[[ INFORMATION PROVIDED open ]]

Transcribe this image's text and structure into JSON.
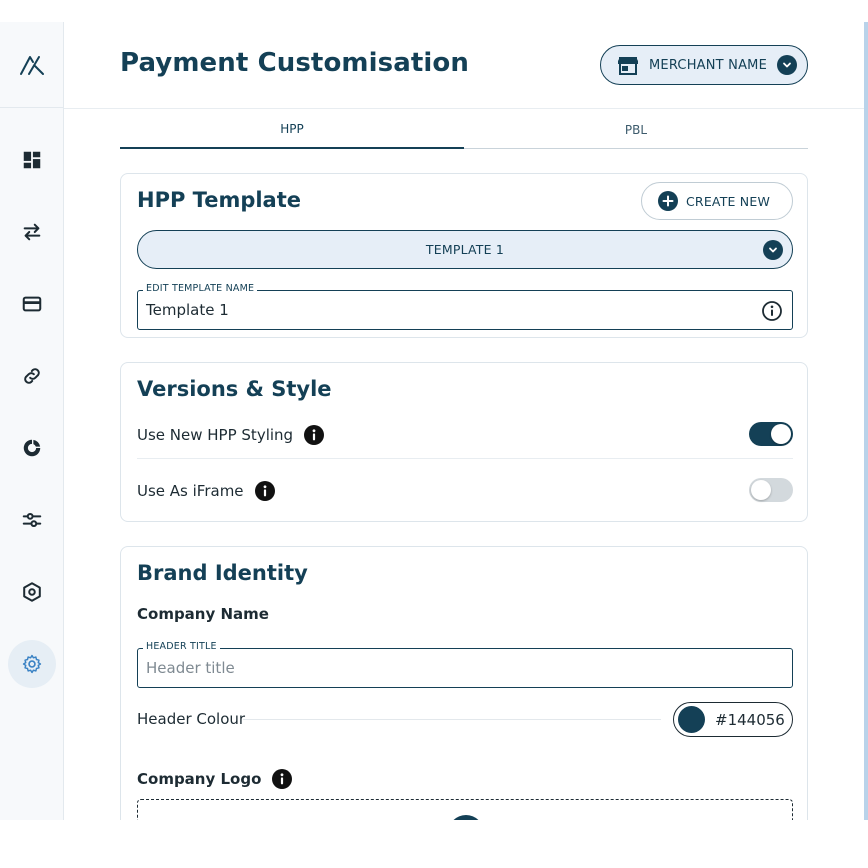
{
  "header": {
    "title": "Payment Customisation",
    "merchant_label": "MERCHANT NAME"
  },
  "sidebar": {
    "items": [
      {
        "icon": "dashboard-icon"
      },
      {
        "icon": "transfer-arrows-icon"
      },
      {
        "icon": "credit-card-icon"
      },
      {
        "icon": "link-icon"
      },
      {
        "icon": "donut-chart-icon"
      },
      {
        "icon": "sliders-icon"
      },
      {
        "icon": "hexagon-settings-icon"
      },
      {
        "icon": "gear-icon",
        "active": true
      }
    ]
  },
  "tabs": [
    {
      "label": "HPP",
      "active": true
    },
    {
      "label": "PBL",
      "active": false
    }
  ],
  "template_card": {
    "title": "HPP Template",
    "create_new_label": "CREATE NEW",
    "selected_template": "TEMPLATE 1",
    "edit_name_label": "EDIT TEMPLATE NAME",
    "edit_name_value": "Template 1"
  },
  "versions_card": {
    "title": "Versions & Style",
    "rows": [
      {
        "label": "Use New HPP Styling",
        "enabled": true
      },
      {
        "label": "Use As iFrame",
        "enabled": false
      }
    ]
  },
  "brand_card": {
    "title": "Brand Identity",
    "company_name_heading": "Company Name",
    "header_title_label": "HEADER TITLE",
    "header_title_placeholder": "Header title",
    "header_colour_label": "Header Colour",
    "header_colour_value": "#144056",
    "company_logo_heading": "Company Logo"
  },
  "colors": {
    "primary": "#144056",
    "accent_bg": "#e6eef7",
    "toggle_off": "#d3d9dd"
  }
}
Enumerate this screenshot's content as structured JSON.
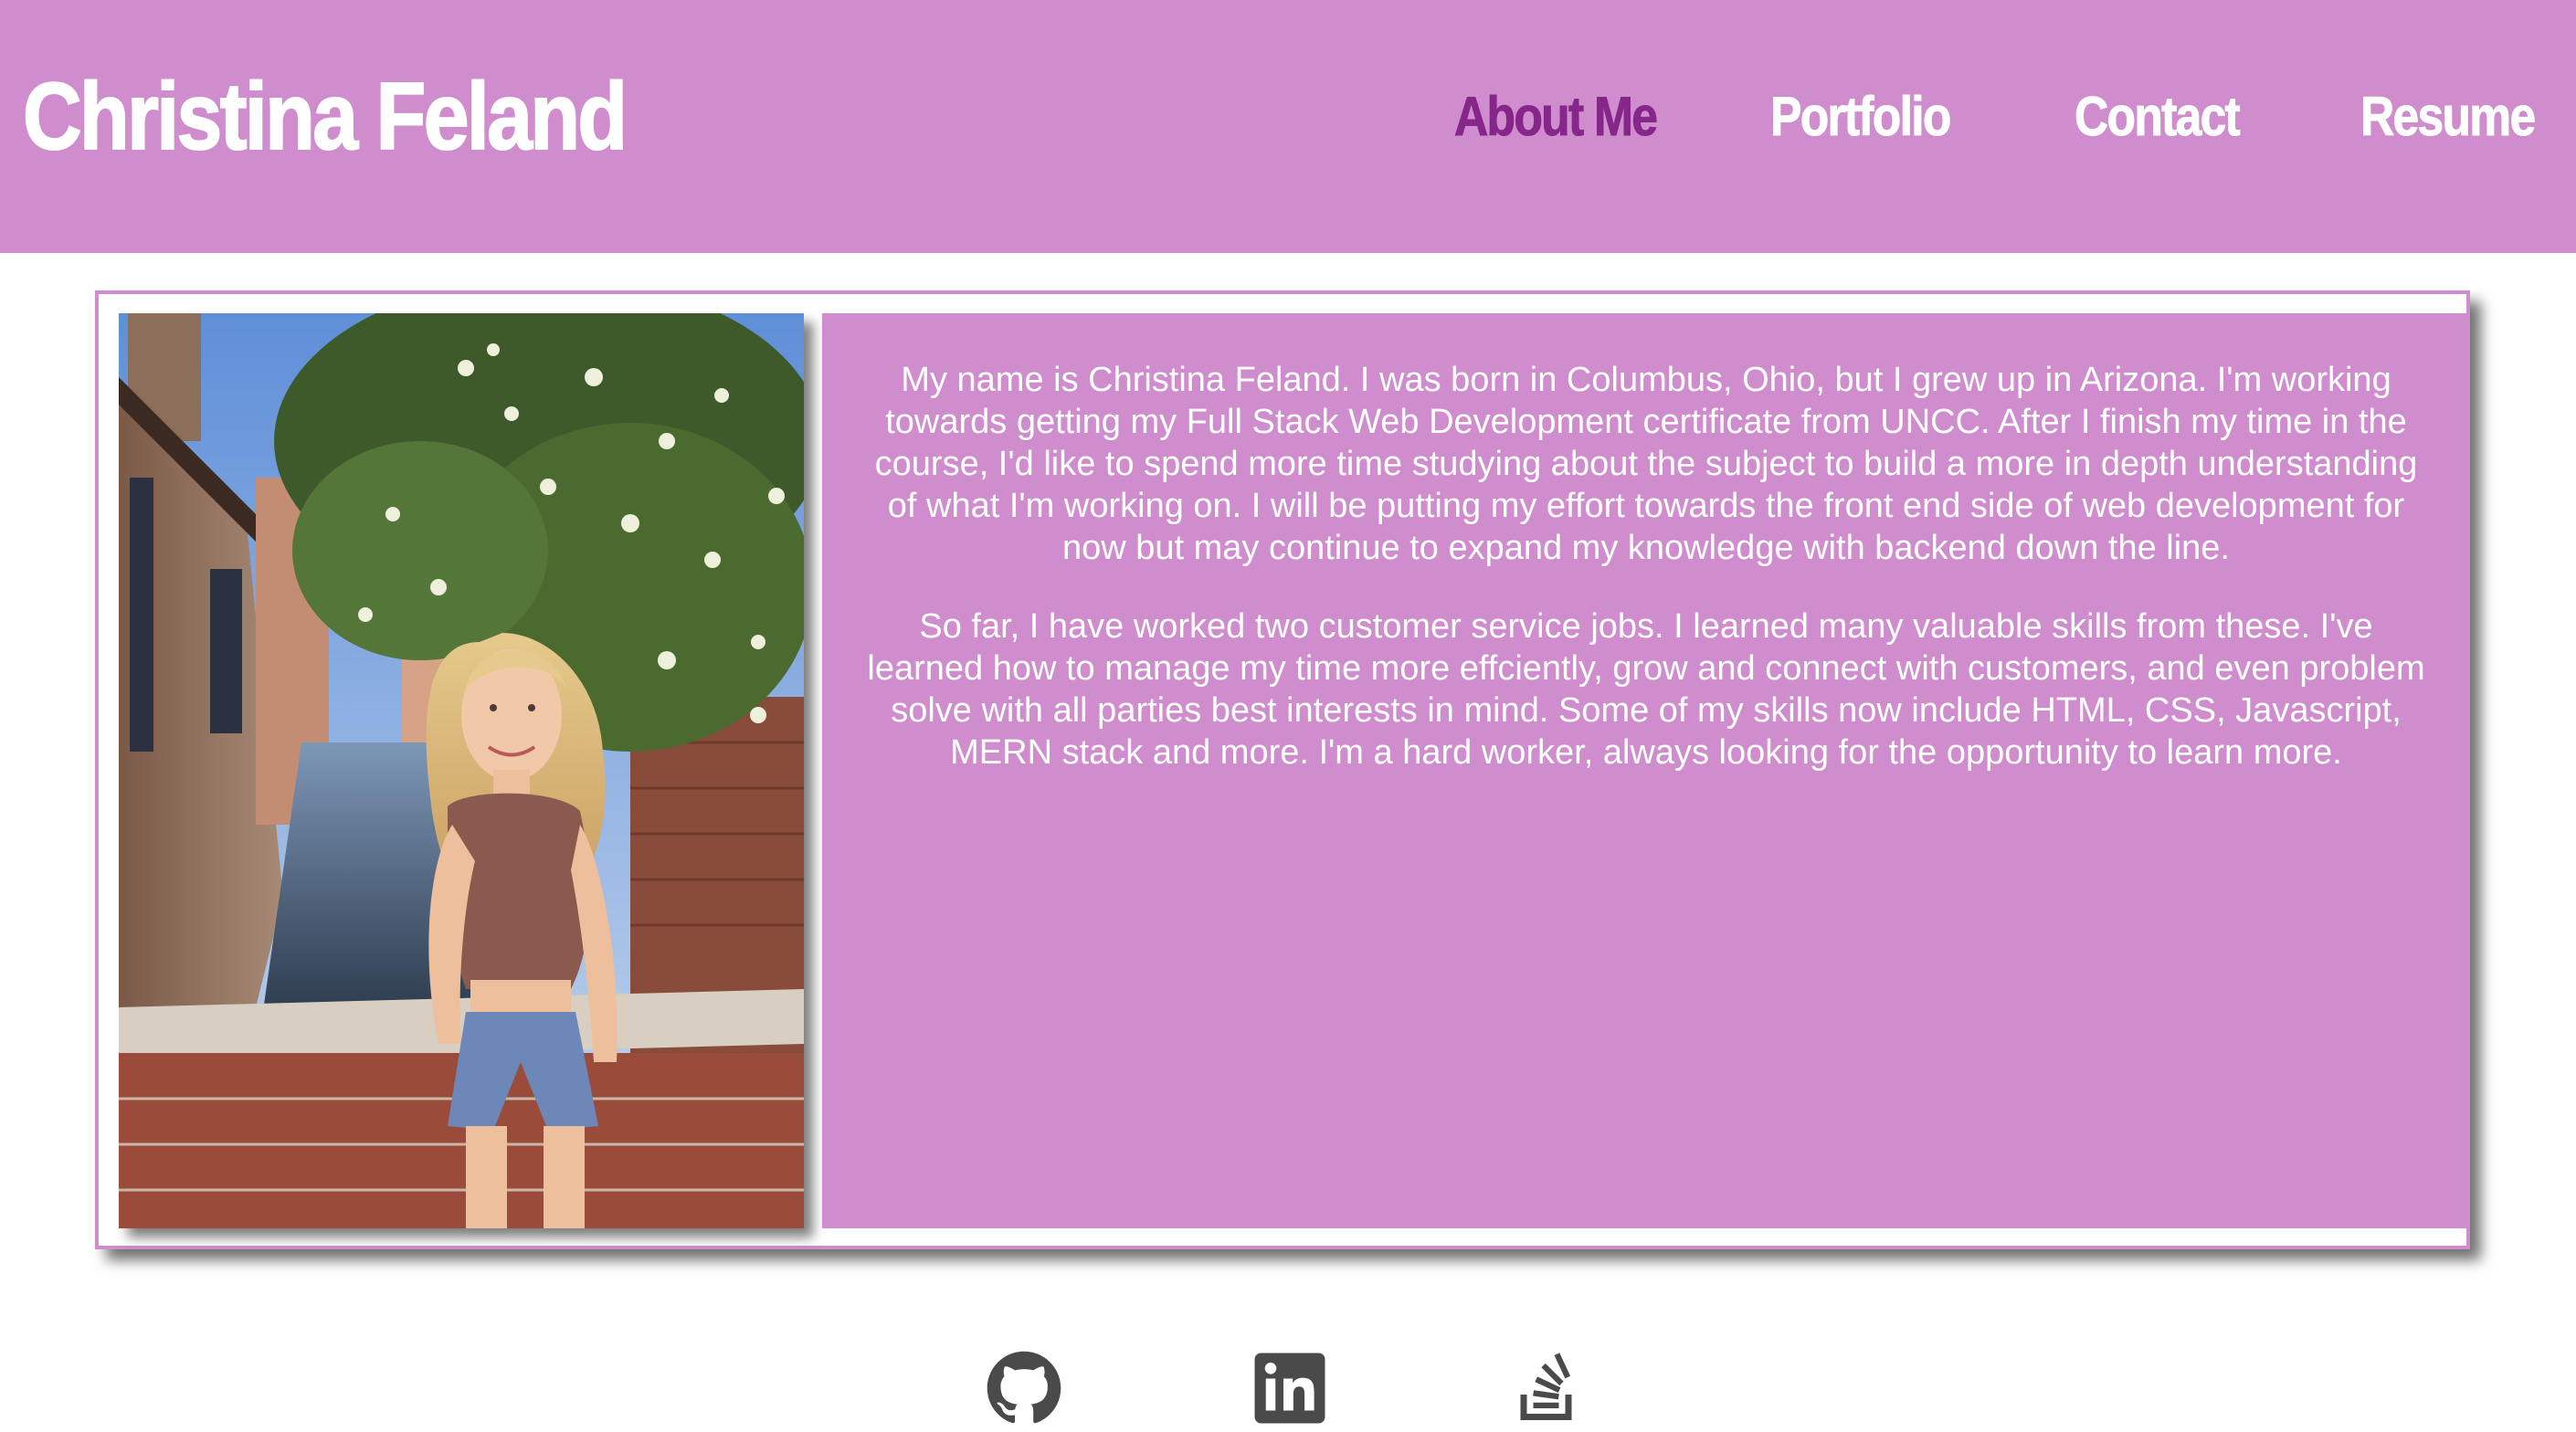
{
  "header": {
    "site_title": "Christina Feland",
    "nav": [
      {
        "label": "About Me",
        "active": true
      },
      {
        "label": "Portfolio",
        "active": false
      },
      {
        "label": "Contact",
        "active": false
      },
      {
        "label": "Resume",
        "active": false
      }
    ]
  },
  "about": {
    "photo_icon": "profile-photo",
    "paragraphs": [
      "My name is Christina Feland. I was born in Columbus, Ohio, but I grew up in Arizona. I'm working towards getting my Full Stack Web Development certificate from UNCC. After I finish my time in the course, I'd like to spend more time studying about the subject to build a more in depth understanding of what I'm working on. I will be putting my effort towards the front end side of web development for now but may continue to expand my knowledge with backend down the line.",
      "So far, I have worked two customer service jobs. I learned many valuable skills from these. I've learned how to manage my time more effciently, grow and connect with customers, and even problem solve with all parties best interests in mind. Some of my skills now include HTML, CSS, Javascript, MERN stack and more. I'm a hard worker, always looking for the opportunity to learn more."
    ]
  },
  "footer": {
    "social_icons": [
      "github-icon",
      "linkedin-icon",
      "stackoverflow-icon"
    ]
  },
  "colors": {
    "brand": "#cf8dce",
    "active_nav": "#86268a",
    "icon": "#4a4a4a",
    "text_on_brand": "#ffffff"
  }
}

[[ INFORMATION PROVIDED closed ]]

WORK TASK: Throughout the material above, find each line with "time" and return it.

OUTPUT:
      "My name is Christina Feland. I was born in Columbus, Ohio, but I grew up in Arizona. I'm working towards getting my Full Stack Web Development certificate from UNCC. After I finish my time in the course, I'd like to spend more time studying about the subject to build a more in depth understanding of what I'm working on. I will be putting my effort towards the front end side of web development for now but may continue to expand my knowledge with backend down the line.",
      "So far, I have worked two customer service jobs. I learned many valuable skills from these. I've learned how to manage my time more effciently, grow and connect with customers, and even problem solve with all parties best interests in mind. Some of my skills now include HTML, CSS, Javascript, MERN stack and more. I'm a hard worker, always looking for the opportunity to learn more."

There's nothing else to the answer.